I have delved into the realm of Standards Based Grading. All I can say is...Wow.
Last summer, our district put the science departments through a curriculum writing process. The idea, of course was to see if what we were teaching lined up with the state standards. Our Subject Area Committee (SAC) consisted of all middle school and high school teachers as well as representatives from the elementary schools. It was definitely an eye opener. I had read the standards and thought I was doing what I was supposed to. I was close, but missing several key pieces here and there. I loved the process as it forced me to look at what I was TEACHING.
Now I am immersed in SBG (is that the proper abbreviation?) with my classes. This is really forcing me to look at what I am ASSESSING. Apparently, I am not doing a very good job of truly finding out what my kids actually know. I am also finding out that my objectives that were written this summer are not very clear.
"The student will describe the ecliptic." What in Merlin's name does that mean??? How vague can you get? If I can't define it, how can I possibly expect my kids to show me they have learned anything?
So the first thing I did was write out the objectives for my first Astronomy unit. The second thing I did was write out what that student would have to do to get all four points on that target. I typed these out and gave a copy to each student.
And here was another mind blower for me. As I am writing out what I wanted them to demonstrate, a little voice in the back of my head whispered, "but then, aren't you just giving them the answers?"
I HAD A PROBLEM WITH THIS!!!
Seriously. I felt like I had been hit by a truck. I was telling them what I wanted them to know. AND I HAD A PROBLEM WITH IT. Then another little voice (I have several of those apparently) was heard, "isn't this your JOB??" Isn't this the whole point of me spending hours upon hours planning and grading and preparing? Am I not supposed to impart my knowledge onto these young men and women??

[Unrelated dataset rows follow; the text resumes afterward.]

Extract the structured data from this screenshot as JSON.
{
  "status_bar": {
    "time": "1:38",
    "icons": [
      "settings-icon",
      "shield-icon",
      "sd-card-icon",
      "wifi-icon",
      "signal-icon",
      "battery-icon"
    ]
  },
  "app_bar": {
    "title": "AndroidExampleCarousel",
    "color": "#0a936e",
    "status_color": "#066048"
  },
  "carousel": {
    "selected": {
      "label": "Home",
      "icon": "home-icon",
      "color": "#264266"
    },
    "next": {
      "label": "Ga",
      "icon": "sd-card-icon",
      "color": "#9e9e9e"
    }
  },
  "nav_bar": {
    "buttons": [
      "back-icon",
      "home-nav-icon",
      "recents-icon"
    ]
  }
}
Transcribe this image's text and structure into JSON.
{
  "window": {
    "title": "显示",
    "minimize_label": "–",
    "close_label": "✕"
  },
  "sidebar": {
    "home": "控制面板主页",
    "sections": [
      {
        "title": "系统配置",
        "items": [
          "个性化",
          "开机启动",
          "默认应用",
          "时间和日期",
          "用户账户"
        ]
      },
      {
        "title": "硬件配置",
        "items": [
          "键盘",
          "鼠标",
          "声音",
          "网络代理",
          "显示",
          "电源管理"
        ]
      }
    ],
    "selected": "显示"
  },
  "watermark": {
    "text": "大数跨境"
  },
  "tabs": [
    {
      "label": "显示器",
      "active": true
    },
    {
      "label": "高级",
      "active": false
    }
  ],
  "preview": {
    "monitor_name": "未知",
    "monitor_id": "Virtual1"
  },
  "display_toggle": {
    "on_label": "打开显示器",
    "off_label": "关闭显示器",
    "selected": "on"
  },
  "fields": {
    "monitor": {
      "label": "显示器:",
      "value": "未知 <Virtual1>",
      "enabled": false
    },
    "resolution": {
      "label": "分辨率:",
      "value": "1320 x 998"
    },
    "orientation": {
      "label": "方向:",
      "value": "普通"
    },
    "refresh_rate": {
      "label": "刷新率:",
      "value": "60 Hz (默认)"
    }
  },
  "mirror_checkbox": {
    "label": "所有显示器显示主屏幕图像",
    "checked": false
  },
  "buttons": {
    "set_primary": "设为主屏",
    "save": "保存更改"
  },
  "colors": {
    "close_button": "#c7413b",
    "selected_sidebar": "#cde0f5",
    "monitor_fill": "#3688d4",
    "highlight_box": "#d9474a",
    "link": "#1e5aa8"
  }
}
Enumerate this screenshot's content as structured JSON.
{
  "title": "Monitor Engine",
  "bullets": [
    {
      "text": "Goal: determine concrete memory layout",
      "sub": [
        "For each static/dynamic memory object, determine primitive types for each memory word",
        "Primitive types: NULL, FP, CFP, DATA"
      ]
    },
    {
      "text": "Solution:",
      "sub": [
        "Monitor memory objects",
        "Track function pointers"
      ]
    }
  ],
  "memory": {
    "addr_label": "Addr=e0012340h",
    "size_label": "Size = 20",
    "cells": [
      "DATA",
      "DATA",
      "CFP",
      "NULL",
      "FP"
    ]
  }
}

Whew. I am not sure how I feel about this epiphany. I have never consciously tried to trick a student into failing, either by not giving all the information or simply writing a bad question.
But apparently, I have not been playing on an even field. I wonder why.